Tue 14, 4.00pm, ACMI

Neighbouring Sounds
(dir. Kleber Mendonça Filho)
We don't get to see many movies from Brazil around here, and Neighbouring Sounds' heavily buzzed about anti-thriller certainly piqued my interest. At the festival launch last week they played the below trailer and it's a wonderfully put together package. The film looks handsomely made, modern and apparently the sound design is truly special.
Tue 14, 6.30pm, GU5

First Position
(dir. Bess Kargman)
Looks like this ballet documentary could very easily be gunning for Every Little Step's mantle as feel good theatre documentary. Festivals can always use a bit of levity when surrounded by so much hard-edged drama and misery.
Wed 15, 11.00am, ACMI

In the Fog
(dir. Sergei Loznitsa)
I heard great things about this title out of Cannes - alongside Wuthering Heighs, there is certainly some big cinematography going on. Was recently picked up by local distributor Sharmill Films, but it's always good to check these things out because you never know what will happen when they finally get released.
Wed 15, 6.30pm, ACMI
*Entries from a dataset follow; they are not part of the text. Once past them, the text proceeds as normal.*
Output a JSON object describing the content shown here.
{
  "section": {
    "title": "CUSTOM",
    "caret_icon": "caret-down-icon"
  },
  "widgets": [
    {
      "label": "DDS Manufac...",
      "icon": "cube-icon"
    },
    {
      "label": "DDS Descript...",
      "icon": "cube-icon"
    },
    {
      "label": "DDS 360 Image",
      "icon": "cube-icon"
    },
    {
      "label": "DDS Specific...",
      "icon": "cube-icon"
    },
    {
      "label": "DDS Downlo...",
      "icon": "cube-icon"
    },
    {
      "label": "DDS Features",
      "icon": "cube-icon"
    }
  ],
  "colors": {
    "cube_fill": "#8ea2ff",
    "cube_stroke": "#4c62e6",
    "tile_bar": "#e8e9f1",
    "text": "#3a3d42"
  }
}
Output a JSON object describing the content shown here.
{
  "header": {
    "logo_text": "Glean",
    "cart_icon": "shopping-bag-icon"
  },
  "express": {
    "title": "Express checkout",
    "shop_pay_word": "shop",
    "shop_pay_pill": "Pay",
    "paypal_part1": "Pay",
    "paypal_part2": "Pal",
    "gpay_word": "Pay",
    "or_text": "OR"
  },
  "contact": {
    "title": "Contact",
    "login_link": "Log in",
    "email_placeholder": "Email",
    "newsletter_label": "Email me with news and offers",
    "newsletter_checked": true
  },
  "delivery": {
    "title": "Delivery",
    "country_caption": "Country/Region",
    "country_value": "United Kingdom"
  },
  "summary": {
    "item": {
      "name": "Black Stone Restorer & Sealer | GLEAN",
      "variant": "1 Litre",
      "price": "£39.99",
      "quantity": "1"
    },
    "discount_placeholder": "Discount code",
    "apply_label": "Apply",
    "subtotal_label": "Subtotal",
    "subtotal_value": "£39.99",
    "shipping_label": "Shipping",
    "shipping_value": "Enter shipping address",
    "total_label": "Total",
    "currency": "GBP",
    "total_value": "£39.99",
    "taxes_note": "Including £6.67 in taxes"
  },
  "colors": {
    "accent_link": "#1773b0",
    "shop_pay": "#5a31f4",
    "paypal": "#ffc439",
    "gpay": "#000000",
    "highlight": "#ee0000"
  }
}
Alois Nebel
(dir. Tomás Lunák)
Some adult, black and white, European animation? Sure! Selected by the Czech Republic as their entry for the Foreign Language Film Oscar, I know absolutely nothing about it, but I've heard some people were quite high on it. A bit of animation always goes down well, I reckon.
Thu 16, 1.30pm, ACMI

Keep the Lights On
(dir. Ira Sachs)
An American film with a very Danish bent. A story of closeted gay men living in New York, but starring the likes of Thure Lindhardt (so good in Brotherhood, one of my absolute favourite films from MIFF 2010) and Paprika Steen. We all love Paprika Steen, don't we?
Thu 16, 9.00pm, GU6
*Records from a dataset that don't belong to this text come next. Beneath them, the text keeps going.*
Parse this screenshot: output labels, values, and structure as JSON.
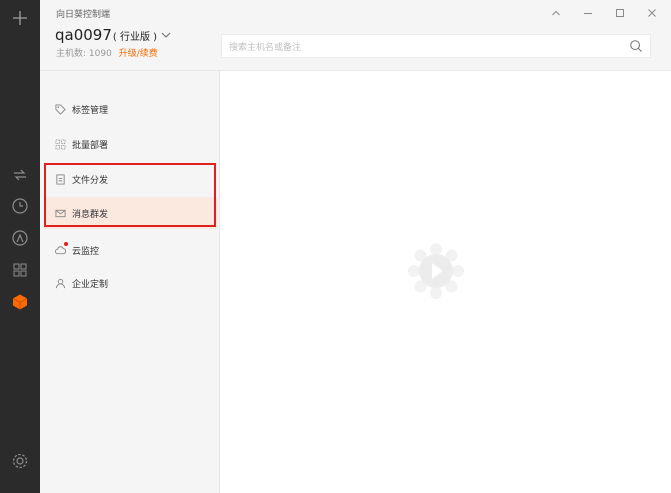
{
  "app": {
    "title": "向日葵控制端"
  },
  "account": {
    "name": "qa0097",
    "edition": "( 行业版 )",
    "host_label": "主机数: 1090",
    "upgrade_label": "升级/续费"
  },
  "search": {
    "placeholder": "搜索主机名或备注",
    "value": ""
  },
  "window_controls": [
    "collapse",
    "minimize",
    "maximize",
    "close"
  ],
  "rail": {
    "icons": [
      "add-icon",
      "remote-connect-icon",
      "history-clock-icon",
      "discover-icon",
      "apps-grid-icon",
      "cube-icon",
      "settings-icon"
    ],
    "active": "cube-icon"
  },
  "menu": {
    "items": [
      {
        "label": "标签管理",
        "icon": "tag-icon"
      },
      {
        "label": "批量部署",
        "icon": "batch-deploy-icon"
      },
      {
        "label": "文件分发",
        "icon": "file-distribute-icon"
      },
      {
        "label": "消息群发",
        "icon": "message-mail-icon"
      },
      {
        "label": "云监控",
        "icon": "cloud-monitor-icon"
      },
      {
        "label": "企业定制",
        "icon": "enterprise-user-icon"
      }
    ],
    "active_index": 3
  },
  "colors": {
    "accent": "#ff6a00",
    "rail": "#2b2b2b",
    "highlight": "#e02020",
    "active_bg": "#fbe8df"
  }
}
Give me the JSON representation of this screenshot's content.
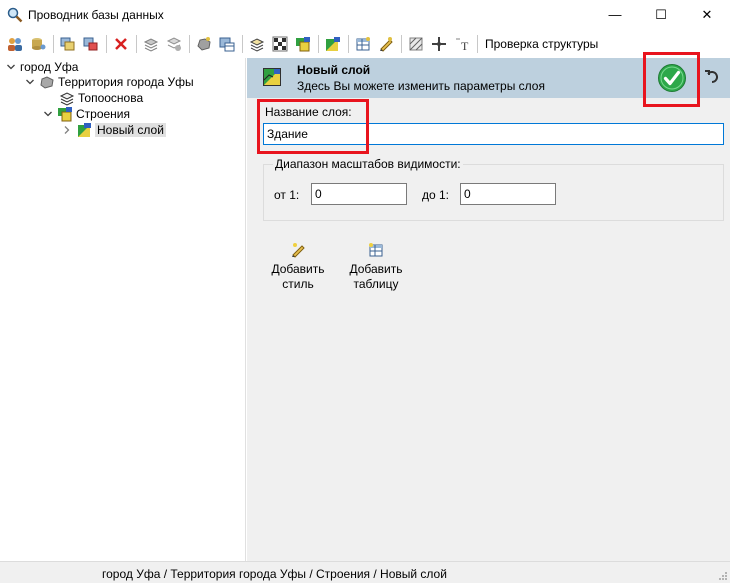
{
  "window": {
    "title": "Проводник базы данных",
    "minimize_glyph": "—",
    "maximize_glyph": "☐",
    "close_glyph": "✕"
  },
  "toolbar": {
    "check_structure_label": "Проверка структуры"
  },
  "tree": {
    "root": "город Уфа",
    "territory": "Территория города Уфы",
    "topo": "Топооснова",
    "buildings": "Строения",
    "new_layer": "Новый слой"
  },
  "panel": {
    "header_title": "Новый слой",
    "header_subtitle": "Здесь Вы можете изменить параметры слоя",
    "name_label": "Название слоя:",
    "name_value": "Здание",
    "scale_group_label": "Диапазон масштабов видимости:",
    "from_label": "от 1:",
    "from_value": "0",
    "to_label": "до 1:",
    "to_value": "0",
    "add_style_line1": "Добавить",
    "add_style_line2": "стиль",
    "add_table_line1": "Добавить",
    "add_table_line2": "таблицу"
  },
  "statusbar": {
    "path": "город Уфа / Территория города Уфы / Строения / Новый слой"
  },
  "colors": {
    "highlight": "#e8141e",
    "header_bg": "#bdd0de",
    "apply_green": "#2da84a",
    "focus_border": "#0078d7"
  }
}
The Hunt
(dir. Thomas Vinterberg)
Speaking of Paprika Steen... she's not in The Hunt, but she *was* in Festen, Vinterberg's dogme masterpiece from the '90s that will forever make a new film worth inspecting. Mads Mikkelsen won the Best Actor prize at Cannes for his role as a man wrongfully accused of abusing children. Sounds like very heady stuff, but Mikkelsen is always worth watching.
Fri 17, 9.00pm, The Forum

Mine Games
(dir. Richard Gray)
Two years ago, Richard Gray's charming Summer Coda was released. Grey is currently in post-production for a film about AFL, but in between those two he went to America to make this thriller. Hoping for a lot of fun!
Fri 17, 11.30pm, GU5

And that's all I have booked so far. Depending on money and availability I would very much like to get to Aleksandr Sokurov's Faust, the Oscar-winning Undefeated, the curious Berberian Sound Studio, Michael Glawogger's confronting Whore's Glory, French class drama Certain People, and - invitation pending (here's hoping!) - PJ Holden's much-awaited reteam with Toni Collette, Mental.

As for other titles? I've already seen Leos Carax's mind-bending paean to lost traditions in Holy Motors, and Luke Walker's Aussie doco Lasseter's Bones. Meanwhile, hoping to catch Beasts of the Southern Wild, Rampart, Flicker, and opening night selection The Sapphires before the festival begins, too. All in all... not to bad, I say. How about you? Anything you're particularly looking forward to? Let us know in the comments...


Amir said...

I've seen two of these last year at TIFF. Wuthering Heights was one of the highlights of the festival (and Robbie Ryan's cinematography is just a marvel) but don't hold your breath for Alois Nebel. I found it to be very specific to its local audience. And the narrative makes no effort to make anything exciting. If it was a live action nobody would care AT ALL about it. The rotoscope is the only thing that gives the film anything interesting, but you can imagine how short that holds up.

Also, out of curiousity, was Holy Motors released in Australia already or was it a special screening you caught?

Glenn Dunks said...

The distributor held a pre-MIFF media screening of Holy Motors. It's out here almost immediately after the festival.